Start of Given information

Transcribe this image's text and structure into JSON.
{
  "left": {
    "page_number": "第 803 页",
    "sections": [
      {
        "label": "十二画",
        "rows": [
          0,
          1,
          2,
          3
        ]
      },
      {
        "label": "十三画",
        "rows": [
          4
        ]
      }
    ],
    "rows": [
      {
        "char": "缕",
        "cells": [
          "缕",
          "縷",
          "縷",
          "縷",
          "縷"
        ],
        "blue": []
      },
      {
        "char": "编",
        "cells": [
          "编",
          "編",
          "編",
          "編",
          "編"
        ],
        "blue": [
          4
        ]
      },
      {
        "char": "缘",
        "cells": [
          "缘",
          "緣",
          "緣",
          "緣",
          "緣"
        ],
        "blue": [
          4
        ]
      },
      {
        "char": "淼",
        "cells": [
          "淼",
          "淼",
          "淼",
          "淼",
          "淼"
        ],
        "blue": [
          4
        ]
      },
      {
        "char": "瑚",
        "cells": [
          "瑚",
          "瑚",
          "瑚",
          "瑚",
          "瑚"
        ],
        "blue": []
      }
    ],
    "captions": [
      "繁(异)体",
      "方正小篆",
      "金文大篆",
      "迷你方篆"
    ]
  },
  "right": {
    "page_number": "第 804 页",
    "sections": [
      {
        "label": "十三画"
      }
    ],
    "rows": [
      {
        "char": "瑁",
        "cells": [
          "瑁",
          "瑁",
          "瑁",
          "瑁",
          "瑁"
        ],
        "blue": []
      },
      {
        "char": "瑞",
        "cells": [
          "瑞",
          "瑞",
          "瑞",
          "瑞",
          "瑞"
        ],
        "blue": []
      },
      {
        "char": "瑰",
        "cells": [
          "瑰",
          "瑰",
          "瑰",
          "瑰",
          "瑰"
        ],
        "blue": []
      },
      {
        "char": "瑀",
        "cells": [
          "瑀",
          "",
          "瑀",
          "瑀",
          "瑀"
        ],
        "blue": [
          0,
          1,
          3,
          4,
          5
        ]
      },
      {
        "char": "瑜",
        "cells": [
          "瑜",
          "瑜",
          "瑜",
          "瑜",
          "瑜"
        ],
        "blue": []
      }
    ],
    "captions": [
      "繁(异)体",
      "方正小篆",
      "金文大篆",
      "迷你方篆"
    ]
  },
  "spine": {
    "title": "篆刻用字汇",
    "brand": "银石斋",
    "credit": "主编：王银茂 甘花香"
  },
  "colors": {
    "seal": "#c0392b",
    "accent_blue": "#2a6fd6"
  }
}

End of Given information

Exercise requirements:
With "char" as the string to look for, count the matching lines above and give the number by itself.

Output for this exercise:
10